* [Task to carry out]: Without changing a word, return the listing below, minus its images.

* [Records provided]:
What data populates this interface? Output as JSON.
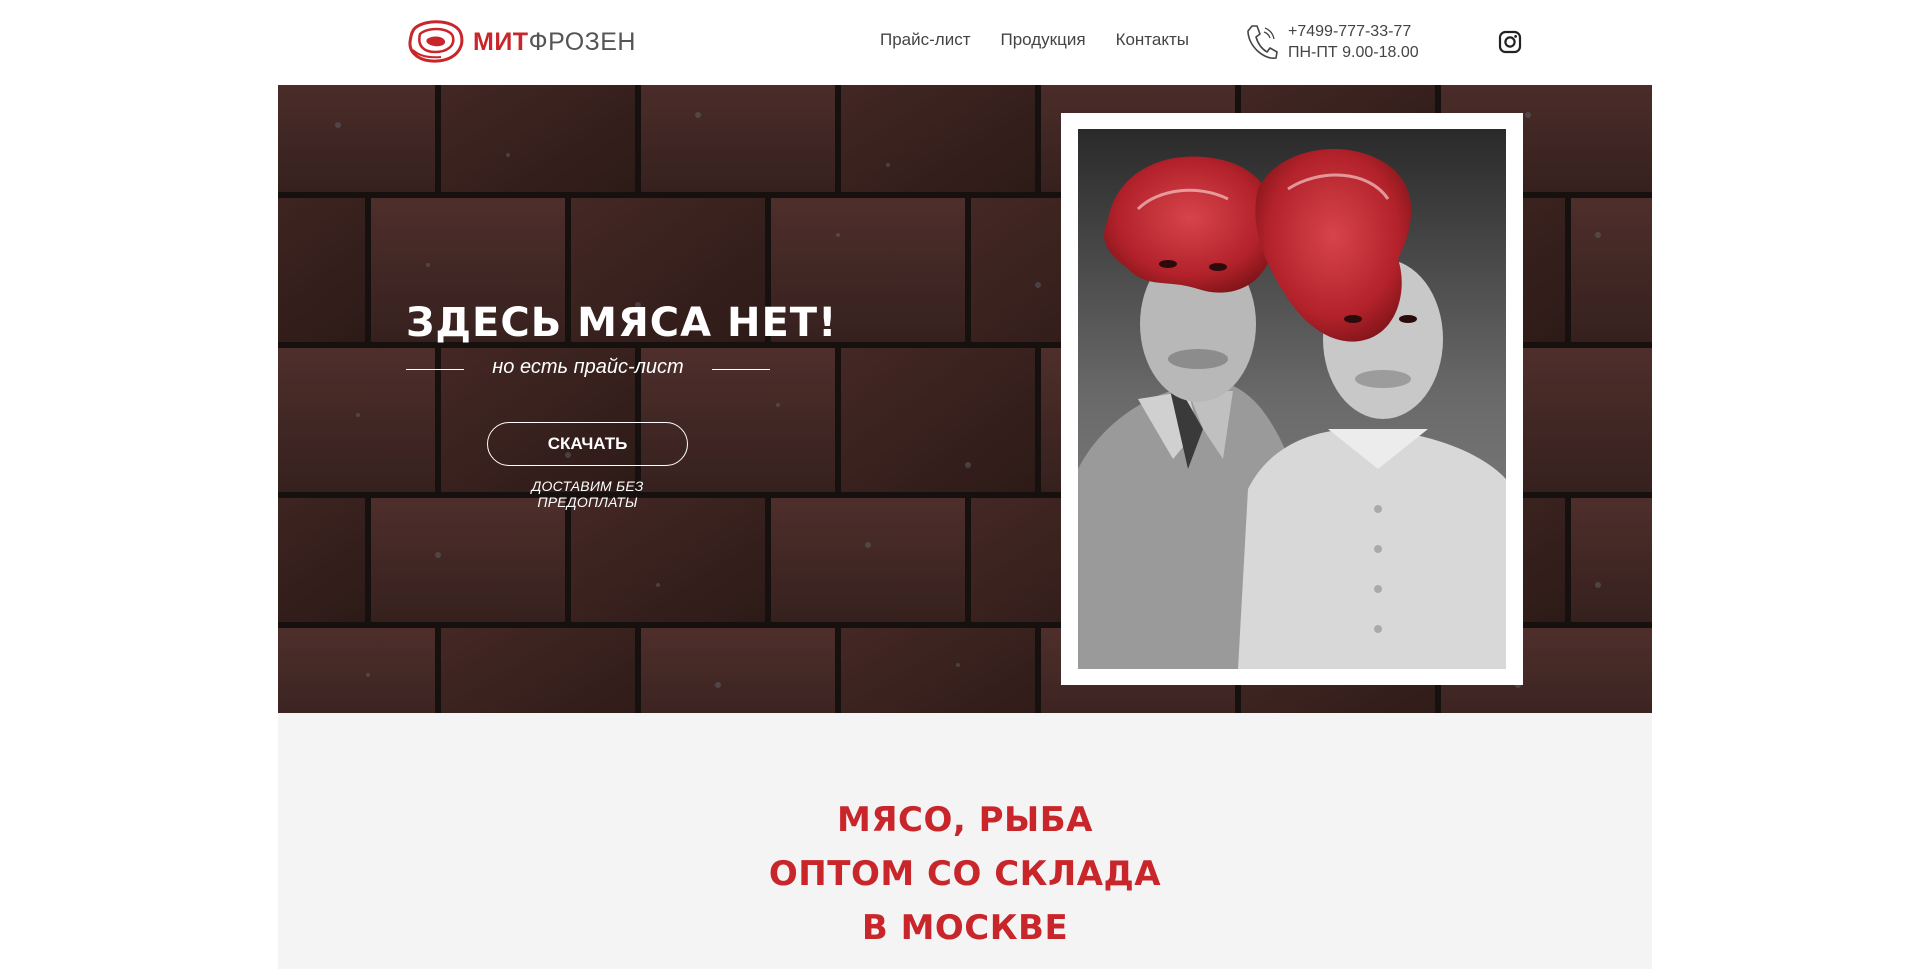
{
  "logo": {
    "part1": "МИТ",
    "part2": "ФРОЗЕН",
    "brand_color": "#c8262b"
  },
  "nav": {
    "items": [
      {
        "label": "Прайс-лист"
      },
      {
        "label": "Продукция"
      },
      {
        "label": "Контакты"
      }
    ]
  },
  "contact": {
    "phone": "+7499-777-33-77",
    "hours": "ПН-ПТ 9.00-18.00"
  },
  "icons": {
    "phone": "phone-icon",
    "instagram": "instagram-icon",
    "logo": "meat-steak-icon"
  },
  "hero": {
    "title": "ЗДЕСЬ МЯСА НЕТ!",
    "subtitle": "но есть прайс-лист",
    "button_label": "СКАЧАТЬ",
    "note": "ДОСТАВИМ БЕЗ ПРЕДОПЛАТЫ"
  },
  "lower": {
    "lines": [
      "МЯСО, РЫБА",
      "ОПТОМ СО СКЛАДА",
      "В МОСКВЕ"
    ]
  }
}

* [Expected answer]:
What data populates this interface? Output as JSON.
{
  "logo": {
    "part1": "МИТ",
    "part2": "ФРОЗЕН",
    "brand_color": "#c8262b"
  },
  "nav": {
    "items": [
      {
        "label": "Прайс-лист"
      },
      {
        "label": "Продукция"
      },
      {
        "label": "Контакты"
      }
    ]
  },
  "contact": {
    "phone": "+7499-777-33-77",
    "hours": "ПН-ПТ 9.00-18.00"
  },
  "icons": {
    "phone": "phone-icon",
    "instagram": "instagram-icon",
    "logo": "meat-steak-icon"
  },
  "hero": {
    "title": "ЗДЕСЬ МЯСА НЕТ!",
    "subtitle": "но есть прайс-лист",
    "button_label": "СКАЧАТЬ",
    "note": "ДОСТАВИМ БЕЗ ПРЕДОПЛАТЫ"
  },
  "lower": {
    "lines": [
      "МЯСО, РЫБА",
      "ОПТОМ СО СКЛАДА",
      "В МОСКВЕ"
    ]
  }
}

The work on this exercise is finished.